Consider the following example (pg. 262-3 of the Derivatives book): Party A and Party B are engaged in a swap. At a given payment date, the payment of Party A to Party B is $100,000 and the payment of Party B to Party A is $35,000 so net, Party A pays Party B $65,000. Once the payment is made, we shall assume the mkt value of the swap is $1,250,000, which is an asset to Party A and a liability to Party B. I thought that the party holding the positive value swap effectively owns an asset. In this case isn’t Party B hold the positive value swap (as they receive the positive payment from Party A?). can somone please explain? Intuitively, it makes no sense if you having to pay someone $65,000 net means that you own an asset.

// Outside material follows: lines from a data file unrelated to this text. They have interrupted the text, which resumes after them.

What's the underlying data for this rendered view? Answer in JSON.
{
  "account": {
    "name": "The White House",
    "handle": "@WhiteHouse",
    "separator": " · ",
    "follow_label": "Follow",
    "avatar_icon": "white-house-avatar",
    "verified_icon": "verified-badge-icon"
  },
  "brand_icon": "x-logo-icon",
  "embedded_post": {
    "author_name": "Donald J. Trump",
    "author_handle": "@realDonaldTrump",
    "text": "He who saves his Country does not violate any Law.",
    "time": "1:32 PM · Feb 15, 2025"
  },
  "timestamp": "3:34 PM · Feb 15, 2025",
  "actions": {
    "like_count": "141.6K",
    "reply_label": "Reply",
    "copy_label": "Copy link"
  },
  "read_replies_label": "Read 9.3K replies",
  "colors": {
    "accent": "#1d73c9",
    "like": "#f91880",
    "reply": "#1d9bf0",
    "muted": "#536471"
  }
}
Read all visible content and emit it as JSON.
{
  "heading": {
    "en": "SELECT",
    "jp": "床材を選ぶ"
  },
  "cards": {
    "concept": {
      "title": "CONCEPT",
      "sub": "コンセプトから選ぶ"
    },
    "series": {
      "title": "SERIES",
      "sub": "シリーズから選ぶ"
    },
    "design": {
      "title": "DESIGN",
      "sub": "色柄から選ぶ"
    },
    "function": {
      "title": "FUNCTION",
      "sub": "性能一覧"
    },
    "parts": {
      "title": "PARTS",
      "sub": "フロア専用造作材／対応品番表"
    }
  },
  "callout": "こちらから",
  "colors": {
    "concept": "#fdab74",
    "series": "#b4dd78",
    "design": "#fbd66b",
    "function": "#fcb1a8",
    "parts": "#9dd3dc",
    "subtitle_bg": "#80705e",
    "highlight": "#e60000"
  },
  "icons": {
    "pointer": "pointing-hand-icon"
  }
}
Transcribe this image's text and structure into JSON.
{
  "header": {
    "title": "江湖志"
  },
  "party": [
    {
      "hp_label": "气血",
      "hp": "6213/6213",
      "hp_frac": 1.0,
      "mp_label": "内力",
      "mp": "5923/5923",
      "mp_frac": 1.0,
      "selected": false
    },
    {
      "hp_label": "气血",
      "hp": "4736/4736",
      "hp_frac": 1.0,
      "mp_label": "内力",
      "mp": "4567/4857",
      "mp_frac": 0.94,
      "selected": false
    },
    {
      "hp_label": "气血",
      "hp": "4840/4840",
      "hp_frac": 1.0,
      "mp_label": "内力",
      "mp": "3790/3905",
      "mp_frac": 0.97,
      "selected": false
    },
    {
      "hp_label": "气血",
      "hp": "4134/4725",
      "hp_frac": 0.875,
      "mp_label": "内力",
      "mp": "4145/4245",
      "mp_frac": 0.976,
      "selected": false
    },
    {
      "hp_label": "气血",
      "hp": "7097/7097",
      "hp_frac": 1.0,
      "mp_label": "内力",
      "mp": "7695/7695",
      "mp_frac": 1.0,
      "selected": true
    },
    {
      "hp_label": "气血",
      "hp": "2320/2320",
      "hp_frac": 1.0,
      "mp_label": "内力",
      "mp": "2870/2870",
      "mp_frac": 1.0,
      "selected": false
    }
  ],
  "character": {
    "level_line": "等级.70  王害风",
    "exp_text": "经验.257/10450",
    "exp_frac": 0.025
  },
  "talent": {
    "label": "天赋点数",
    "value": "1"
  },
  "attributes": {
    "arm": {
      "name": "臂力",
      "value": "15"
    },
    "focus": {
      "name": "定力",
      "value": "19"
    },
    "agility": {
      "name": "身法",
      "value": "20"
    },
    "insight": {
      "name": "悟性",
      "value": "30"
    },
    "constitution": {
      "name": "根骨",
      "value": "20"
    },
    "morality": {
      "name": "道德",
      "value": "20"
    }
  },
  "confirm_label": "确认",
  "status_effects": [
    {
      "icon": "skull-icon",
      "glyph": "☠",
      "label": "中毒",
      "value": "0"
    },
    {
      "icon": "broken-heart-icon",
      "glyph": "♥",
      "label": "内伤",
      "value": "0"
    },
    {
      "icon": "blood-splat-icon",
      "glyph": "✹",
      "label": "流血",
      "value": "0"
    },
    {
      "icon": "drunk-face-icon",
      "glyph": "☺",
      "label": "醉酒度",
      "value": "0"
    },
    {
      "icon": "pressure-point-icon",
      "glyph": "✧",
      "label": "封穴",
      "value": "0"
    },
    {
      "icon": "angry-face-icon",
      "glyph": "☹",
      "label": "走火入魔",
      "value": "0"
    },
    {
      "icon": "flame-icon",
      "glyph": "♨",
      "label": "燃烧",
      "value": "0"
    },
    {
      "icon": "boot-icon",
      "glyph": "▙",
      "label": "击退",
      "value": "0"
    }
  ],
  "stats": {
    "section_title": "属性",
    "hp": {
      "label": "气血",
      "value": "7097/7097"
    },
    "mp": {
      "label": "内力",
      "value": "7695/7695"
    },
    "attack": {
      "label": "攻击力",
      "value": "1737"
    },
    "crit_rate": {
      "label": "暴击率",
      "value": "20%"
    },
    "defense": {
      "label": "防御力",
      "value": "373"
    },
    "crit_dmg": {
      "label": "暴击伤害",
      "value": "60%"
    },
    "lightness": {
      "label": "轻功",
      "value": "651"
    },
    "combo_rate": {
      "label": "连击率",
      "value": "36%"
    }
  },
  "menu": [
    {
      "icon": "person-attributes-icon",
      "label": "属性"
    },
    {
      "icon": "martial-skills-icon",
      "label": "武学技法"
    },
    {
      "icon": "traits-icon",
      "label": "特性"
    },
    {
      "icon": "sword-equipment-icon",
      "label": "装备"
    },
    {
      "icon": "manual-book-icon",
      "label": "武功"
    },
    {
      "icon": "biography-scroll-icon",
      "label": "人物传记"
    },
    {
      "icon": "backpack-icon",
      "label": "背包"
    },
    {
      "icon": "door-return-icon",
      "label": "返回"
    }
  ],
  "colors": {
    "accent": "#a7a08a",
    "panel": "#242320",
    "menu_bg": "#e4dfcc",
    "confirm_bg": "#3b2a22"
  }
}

The value of the swap depends on forward rates. The payment on the swap depends on what’s already happened. For example, suppose that you are in an interest rate swap. A pays fixed/B pays LIBOR. The swap is paid in arrears which means that they are settling up on stuff that happened 6 months ago. So suppose that LIBOR was 3.5% 6 months ago and the fixed rate was 10% on a $2M swap. Then A pays B 65K. But in the meantime interest rates have skyrocketed so that 6 month LIBOR = 18%. A is feeling good while he is writing a 65K check to B (don’t spend it all bud, you owe me).